Examples of this sort of performative sexuality worth mentioning include Mettaton from Undertale, Vega from Street Fighter, Maxi and Raphael from Soul Calibur, and Sephiroth from Final Fantasy VII. Each of these characters embody a distinctly “unmasculine” outward presentation, and their interaction both with other characters and with the gameworld mark them as different. They move differently, they speak differently.
For every Kratos, there’s a Garrus, or a Hancock, or a Dorian—characters that may not exhibit traditional notions of masculine physical attractiveness, but for whatever reason happen to strike a chord with players or fan communities. A perusal down any fanfiction site will find you the most “popular” characters within a game’s canon, and often there’s an abundance of characters that were not necessarily coded as such within the game itself.
This tends to be slanted toward characters who are particularly suave or emotionally open—something that you don’t see in a Kratos or Marcus Fenix. Also, curiously, these are not often the player characters in these games. This isn’t particularly revelatory, but side characters get more space to show their personality—characters like Garrus Vakarian quickly became fan favorites due to their likeable personalities and easily-fantasized-about demeanor.
These characters flourish because they have something that isn’t often afforded to player characters: limits. They aren’t always given the largest amount of power and control within a story (which makes sense, as many of them are secondary to the major plot of games) and they have more opportunity to show off their personality via interactions with the player and other characters within the game.
Masculinity in games is more tied to agency than it is to performance. Since we associate “correct” or normative masculinity with power and with power over one’s environment, it’s frankly hard to make that same character seem “sexy”: their limitations are hard to find, and their personality is only seen in interactions with other characters.
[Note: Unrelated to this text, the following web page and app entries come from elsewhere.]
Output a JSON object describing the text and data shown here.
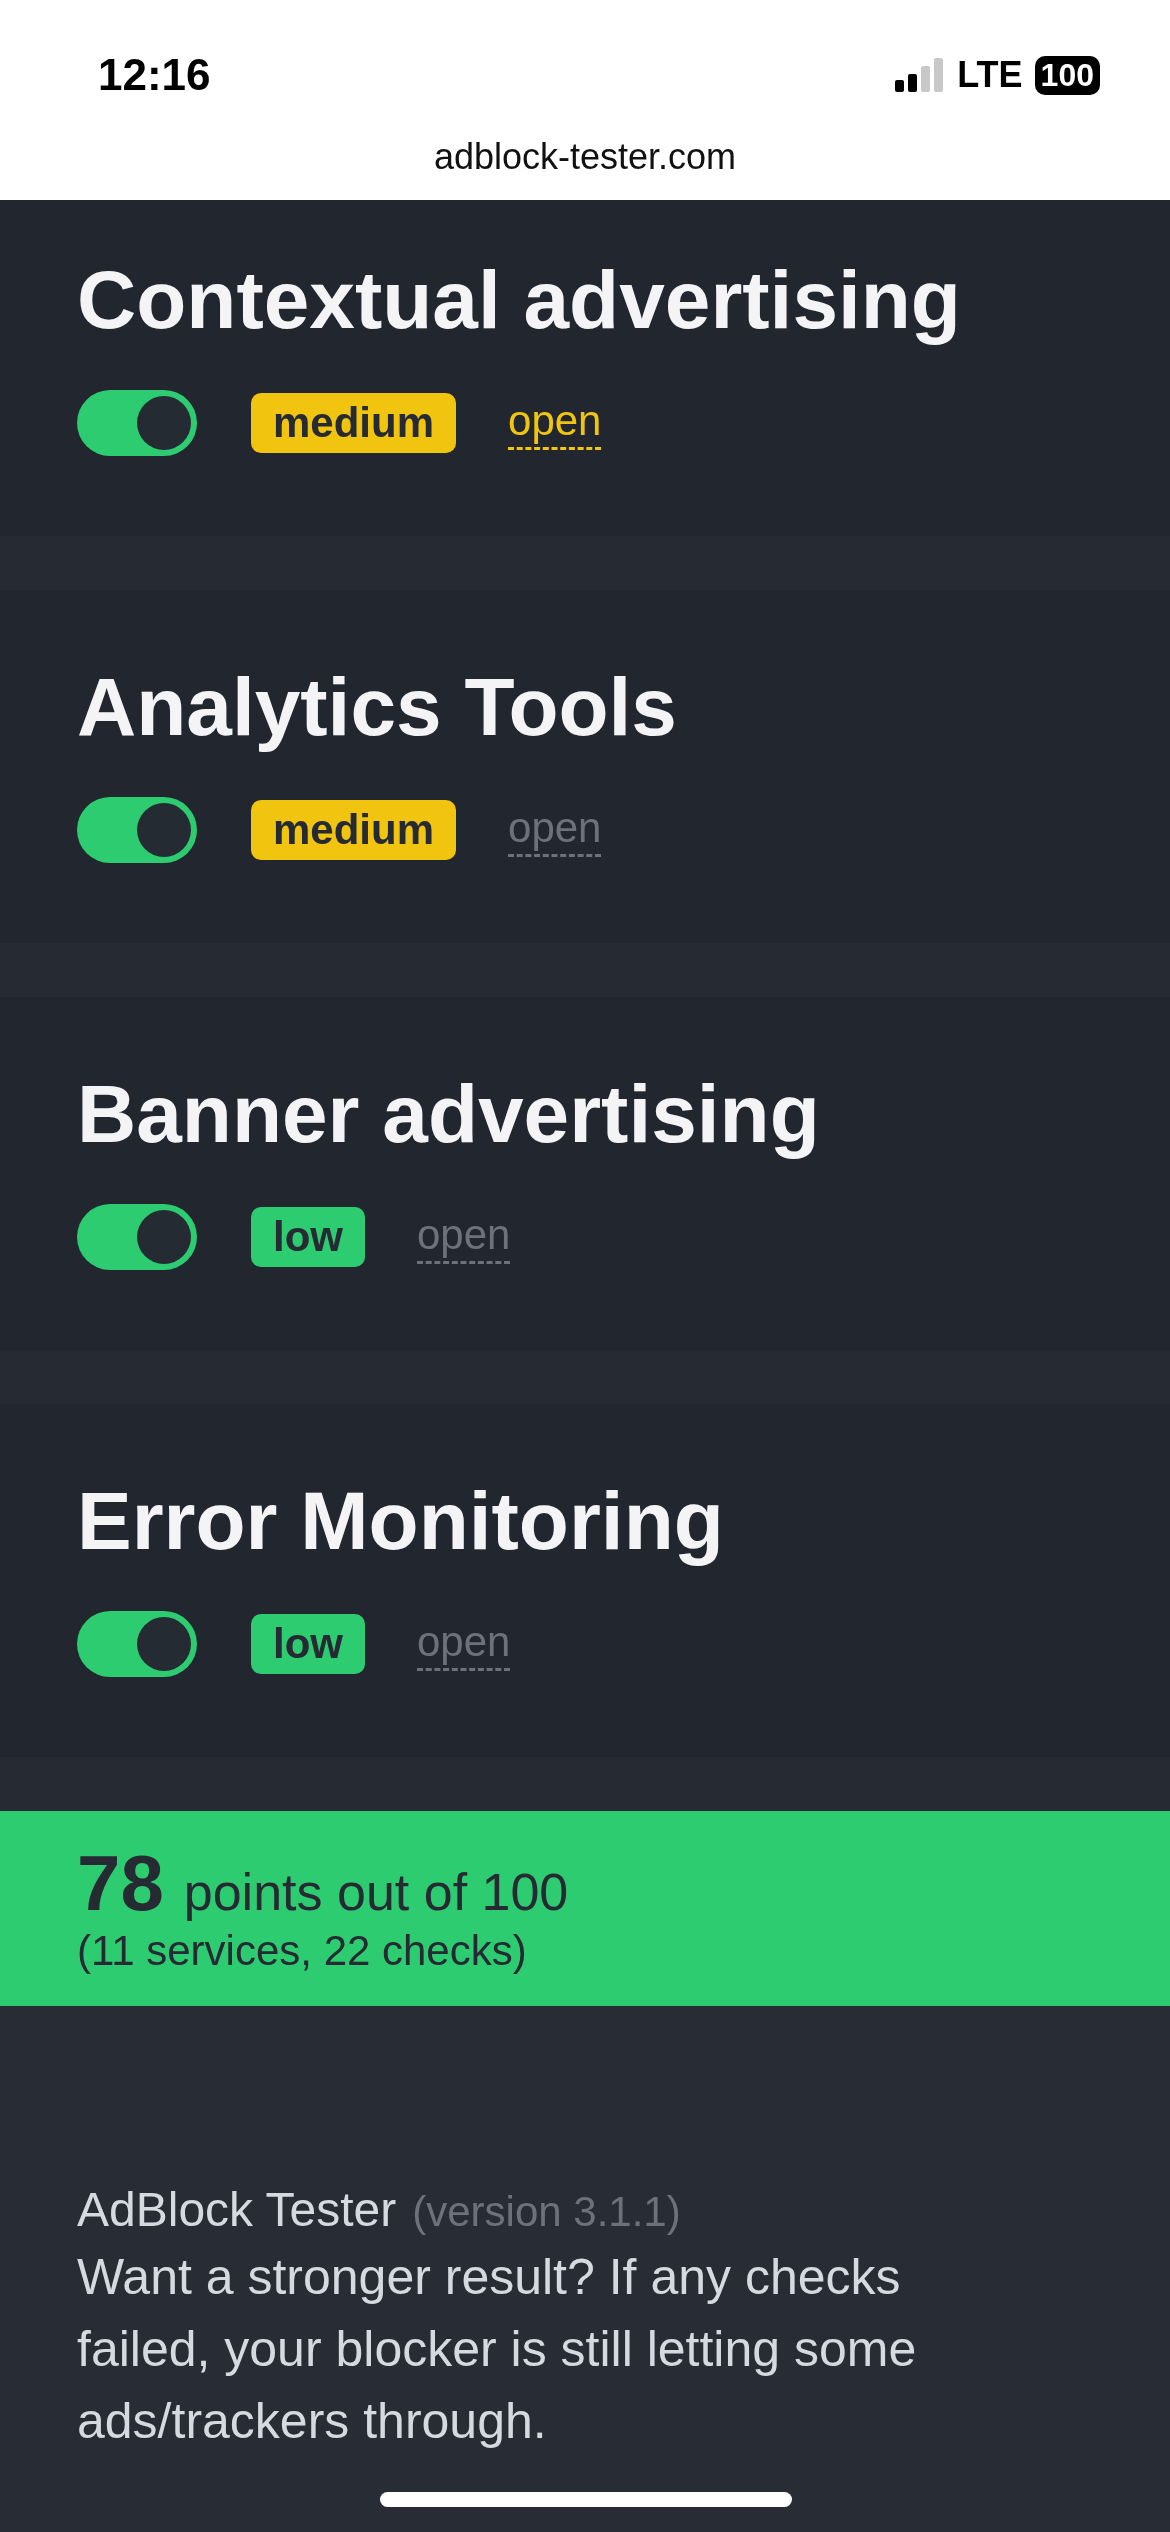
{
  "status_bar": {
    "time": "12:16",
    "network": "LTE",
    "battery": "100"
  },
  "address_bar": {
    "url": "adblock-tester.com"
  },
  "services": [
    {
      "title": "Contextual advertising",
      "on": true,
      "severity": "medium",
      "link": "open",
      "active": true
    },
    {
      "title": "Analytics Tools",
      "on": true,
      "severity": "medium",
      "link": "open",
      "active": false
    },
    {
      "title": "Banner advertising",
      "on": true,
      "severity": "low",
      "link": "open",
      "active": false
    },
    {
      "title": "Error Monitoring",
      "on": true,
      "severity": "low",
      "link": "open",
      "active": false
    }
  ],
  "score": {
    "points": "78",
    "label": "points out of 100",
    "detail": "(11 services, 22 checks)"
  },
  "footer": {
    "name": "AdBlock Tester",
    "version": "(version 3.1.1)",
    "text": "Want a stronger result? If any checks failed, your blocker is still letting some ads/trackers through."
  }
}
If games are to be interrogated for the sexualized depictions of characters, it is important to take in more to “sexualization” than simply their physical features, but the way that they move within the game and their interactions with other characters.
A big part of the reason why there appears to be less attention given to creating believable and fantasizable male characters in games is a facet of being a part of a patriarchal society. Mattie Brice brings up in her piece “On Men’s Sexualization in Video Games” that even in games that portray a nude male body, overwhelmingly this is played for humor—as even the concept of a sexualized male body would be a joke if put in a game.
This isn’t unrelated to misogyny either. The positioning of male bodies as subject and female bodies as object is the core tenet of the idea of the “male gaze”, or, as Kate Cox re-contextualized it for video games, the “gamer gaze”. Consciously sexualizing a male body goes against the core concept of catering toward a presumed straight, presumed male gamer.
The three types of examples I brought up are not comprehensive, nor are they meant to be viewed as such. They’re broad and vague. In reality, just as I mentioned at the beginning, representation doesn’t usually slot into a small number of discrete categories. In addition, what one person considers sexy might be completely antithetical to what another does. Ultimately, the key is to write good characters—and there’s no shortcuts to that—but being conscious of how games can reinforce or subvert normative representation will always help.
Dante Douglas is a writer, poet and game developer. You can find him on Twitter @videodante.